Learned helplessness tends to increase during economic downturns. When people who have been doing good work get laid off, other staffers are more likely to feel out of control. In a better economy, performing well (a factor they could control) assured they would keep their job. Sensing they now have less influence over their job security, employees may suddenly feel helpless, which, in turn, hinders their ability to perform, or to take action that might improve circumstances for the organization as well as for themselves.

How can public managers intervene and empower their employees to adopt more proactive behavior and improve their attitudes?

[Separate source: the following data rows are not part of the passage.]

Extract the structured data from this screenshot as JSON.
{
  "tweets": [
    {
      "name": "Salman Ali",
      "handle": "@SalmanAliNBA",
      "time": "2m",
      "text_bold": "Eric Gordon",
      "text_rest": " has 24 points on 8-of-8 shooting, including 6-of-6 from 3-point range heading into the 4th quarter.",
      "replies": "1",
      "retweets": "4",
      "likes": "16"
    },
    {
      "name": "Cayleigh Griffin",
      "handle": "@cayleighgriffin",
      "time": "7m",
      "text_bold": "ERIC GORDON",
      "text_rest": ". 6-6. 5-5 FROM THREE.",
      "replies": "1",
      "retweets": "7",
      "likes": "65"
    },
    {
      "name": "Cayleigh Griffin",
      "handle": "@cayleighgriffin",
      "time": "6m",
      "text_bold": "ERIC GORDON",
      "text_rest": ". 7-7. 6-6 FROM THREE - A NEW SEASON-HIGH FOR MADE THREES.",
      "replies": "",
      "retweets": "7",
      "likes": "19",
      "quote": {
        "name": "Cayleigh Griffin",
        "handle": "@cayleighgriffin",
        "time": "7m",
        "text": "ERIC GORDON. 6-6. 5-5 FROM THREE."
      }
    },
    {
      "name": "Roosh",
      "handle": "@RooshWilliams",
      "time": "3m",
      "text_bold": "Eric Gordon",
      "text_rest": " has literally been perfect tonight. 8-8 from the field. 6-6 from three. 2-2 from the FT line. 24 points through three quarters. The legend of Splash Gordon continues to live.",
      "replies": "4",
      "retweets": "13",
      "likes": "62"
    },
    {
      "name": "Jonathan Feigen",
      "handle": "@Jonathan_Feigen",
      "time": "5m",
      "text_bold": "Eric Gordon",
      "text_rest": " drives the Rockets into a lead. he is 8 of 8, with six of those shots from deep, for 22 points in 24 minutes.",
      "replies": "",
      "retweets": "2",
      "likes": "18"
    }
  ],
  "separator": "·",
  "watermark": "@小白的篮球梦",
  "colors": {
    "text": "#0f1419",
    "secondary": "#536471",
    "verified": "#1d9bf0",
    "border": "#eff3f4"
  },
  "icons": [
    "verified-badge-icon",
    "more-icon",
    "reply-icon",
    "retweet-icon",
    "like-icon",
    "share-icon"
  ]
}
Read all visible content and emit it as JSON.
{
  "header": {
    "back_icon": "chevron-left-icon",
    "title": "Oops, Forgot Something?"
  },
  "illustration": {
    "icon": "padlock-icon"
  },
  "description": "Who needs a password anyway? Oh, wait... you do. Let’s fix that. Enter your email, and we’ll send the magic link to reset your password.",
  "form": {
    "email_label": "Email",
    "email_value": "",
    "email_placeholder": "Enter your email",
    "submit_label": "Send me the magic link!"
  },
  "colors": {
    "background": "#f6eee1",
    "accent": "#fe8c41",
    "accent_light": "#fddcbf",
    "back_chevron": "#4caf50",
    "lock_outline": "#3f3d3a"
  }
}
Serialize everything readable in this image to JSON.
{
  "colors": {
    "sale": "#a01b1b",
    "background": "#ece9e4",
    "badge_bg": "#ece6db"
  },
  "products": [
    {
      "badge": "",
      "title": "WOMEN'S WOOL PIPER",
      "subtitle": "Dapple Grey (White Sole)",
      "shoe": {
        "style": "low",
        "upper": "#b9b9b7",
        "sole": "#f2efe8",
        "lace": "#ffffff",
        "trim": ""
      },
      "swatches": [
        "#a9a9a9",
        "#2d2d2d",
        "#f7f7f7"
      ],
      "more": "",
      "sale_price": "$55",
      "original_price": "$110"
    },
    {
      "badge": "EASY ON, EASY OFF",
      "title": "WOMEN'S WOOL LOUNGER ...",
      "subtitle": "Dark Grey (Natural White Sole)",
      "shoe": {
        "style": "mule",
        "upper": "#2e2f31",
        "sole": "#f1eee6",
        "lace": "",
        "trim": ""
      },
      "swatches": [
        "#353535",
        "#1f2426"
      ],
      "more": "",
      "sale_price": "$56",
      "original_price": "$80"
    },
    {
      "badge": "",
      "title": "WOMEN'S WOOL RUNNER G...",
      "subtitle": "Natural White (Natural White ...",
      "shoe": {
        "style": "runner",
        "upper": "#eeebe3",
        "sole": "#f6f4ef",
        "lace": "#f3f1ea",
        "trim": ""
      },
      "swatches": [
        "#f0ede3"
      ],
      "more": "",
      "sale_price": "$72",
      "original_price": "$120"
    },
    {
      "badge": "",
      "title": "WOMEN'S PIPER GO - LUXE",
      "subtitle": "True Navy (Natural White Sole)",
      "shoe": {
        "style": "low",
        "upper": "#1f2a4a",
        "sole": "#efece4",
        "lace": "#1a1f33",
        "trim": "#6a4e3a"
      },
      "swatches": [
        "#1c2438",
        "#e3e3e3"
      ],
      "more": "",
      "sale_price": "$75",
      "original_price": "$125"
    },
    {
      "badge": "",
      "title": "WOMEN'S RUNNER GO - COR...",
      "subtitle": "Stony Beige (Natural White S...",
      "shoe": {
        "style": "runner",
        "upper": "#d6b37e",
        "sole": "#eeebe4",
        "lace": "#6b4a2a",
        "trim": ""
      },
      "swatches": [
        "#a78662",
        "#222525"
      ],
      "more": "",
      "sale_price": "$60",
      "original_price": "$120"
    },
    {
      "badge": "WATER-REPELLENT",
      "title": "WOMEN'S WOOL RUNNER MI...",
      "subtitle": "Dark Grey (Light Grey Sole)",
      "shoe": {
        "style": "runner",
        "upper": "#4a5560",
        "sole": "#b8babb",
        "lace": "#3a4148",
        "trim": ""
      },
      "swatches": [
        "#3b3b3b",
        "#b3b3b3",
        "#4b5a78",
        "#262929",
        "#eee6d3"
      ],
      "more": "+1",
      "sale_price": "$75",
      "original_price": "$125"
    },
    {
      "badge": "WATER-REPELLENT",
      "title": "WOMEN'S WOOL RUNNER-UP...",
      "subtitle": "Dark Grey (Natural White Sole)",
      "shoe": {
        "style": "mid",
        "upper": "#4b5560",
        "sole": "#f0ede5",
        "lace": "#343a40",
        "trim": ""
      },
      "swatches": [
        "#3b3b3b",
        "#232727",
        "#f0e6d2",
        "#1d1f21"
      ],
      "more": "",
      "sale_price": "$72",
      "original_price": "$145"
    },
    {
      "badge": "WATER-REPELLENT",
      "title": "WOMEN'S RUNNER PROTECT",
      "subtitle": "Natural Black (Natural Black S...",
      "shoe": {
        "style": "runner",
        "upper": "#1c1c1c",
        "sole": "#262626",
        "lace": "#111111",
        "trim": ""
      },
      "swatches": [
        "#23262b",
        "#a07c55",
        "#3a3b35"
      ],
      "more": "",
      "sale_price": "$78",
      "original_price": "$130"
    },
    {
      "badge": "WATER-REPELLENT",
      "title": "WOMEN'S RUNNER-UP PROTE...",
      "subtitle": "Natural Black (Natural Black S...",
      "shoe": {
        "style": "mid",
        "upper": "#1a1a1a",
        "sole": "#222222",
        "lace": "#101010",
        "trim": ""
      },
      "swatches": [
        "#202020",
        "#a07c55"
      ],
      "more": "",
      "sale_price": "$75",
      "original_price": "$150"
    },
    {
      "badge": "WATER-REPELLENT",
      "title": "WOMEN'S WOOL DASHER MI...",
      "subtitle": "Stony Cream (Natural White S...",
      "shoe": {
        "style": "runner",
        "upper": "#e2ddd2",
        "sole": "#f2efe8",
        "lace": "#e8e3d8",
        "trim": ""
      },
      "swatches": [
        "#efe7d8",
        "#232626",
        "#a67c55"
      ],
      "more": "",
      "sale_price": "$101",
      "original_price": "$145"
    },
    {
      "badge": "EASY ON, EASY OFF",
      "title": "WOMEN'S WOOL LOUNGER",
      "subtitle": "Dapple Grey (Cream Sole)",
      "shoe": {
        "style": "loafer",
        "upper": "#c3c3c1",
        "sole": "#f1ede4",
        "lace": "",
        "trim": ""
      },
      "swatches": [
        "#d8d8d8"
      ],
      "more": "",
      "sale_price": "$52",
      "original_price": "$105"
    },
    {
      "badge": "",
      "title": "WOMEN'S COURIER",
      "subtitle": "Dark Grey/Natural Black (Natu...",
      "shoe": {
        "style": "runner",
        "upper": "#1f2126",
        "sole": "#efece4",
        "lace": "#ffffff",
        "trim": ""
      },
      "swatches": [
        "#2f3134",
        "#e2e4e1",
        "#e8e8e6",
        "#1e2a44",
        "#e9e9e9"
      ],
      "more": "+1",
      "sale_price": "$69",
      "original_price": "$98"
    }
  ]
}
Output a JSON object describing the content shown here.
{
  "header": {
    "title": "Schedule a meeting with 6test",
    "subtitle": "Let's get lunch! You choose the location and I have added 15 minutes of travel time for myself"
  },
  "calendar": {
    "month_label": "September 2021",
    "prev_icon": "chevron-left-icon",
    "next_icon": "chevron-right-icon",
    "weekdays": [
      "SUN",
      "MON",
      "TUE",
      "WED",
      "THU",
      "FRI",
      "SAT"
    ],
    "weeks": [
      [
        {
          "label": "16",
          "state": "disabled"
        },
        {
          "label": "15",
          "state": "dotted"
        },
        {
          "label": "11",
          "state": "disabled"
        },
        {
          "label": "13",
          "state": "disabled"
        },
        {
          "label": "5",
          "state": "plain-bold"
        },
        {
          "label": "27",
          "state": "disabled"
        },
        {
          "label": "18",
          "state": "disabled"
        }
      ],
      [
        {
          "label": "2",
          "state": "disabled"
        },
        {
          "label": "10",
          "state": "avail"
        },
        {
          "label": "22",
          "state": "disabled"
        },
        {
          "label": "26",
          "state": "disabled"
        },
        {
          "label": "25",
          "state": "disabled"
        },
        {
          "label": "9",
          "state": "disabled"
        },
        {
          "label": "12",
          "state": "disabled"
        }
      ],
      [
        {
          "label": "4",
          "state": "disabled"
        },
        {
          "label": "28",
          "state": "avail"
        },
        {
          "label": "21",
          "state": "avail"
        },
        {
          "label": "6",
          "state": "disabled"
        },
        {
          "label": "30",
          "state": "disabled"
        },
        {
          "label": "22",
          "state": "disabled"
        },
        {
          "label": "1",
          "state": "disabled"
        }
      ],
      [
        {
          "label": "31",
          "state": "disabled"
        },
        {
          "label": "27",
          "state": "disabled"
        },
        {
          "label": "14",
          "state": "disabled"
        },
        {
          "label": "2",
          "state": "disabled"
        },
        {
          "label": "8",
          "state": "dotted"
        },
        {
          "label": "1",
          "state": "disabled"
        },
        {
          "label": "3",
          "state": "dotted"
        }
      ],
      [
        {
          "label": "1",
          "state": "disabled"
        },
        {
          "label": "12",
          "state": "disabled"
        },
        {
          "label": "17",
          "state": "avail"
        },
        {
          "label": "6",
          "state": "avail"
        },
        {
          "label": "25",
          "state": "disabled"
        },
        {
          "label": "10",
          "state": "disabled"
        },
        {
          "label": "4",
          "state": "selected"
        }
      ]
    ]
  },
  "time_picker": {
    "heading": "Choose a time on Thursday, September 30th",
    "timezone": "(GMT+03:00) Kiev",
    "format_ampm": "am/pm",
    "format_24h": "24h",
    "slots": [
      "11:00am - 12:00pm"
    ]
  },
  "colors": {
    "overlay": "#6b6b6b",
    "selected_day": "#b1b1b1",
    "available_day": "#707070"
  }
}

Increase communications, especially face-to-face communications. One study of organizational change demonstrated that the most effective communication method during change is done in small groups, face-to-face. Employees are more likely to speak up, ask questions, and offer ideas when meeting with leaders in small groups.

Give employees an accurate sense of "current reality." This is especially important during a recession. Employees don't want you to be a cheerleader, but they do want to hear what's real, what they can expect and what options they have.

Show employees their "line of sight." The term "line of sight" is more often used in the private sector than in government, but it is a powerful concept for any agency. Line of sight refers to employees' ability to see the impact of their work on customers and on the organization's mission. Before each NASA space launch, the agency brings several hundred employees to Cape Canaveral for a few days to meet the crew, learn about the project and find out how their units contributed to the overall mission. Those employees leave with a clear line of sight.

Give employees ways to contribute ideas and act on them. Use the Jamestown insight that attitudinal change usually follows behavioral change. Provide structured ways for employees to improve operations.

Be a model for resilience. Employees always watch their leaders, especially during tough times. How are you responding to your agency's challenges? Keep in mind a comment by economist Paul Romer: "A crisis is a terrible thing to waste." This is a time to look for opportunities to innovate and change.

Seeking opportunities during this downturn, and inspiring this mindset in employees, may be a public manager's best weapon to combat the hobbling effects of helplessness. It also reduces the tendency for people to get stuck on escalators.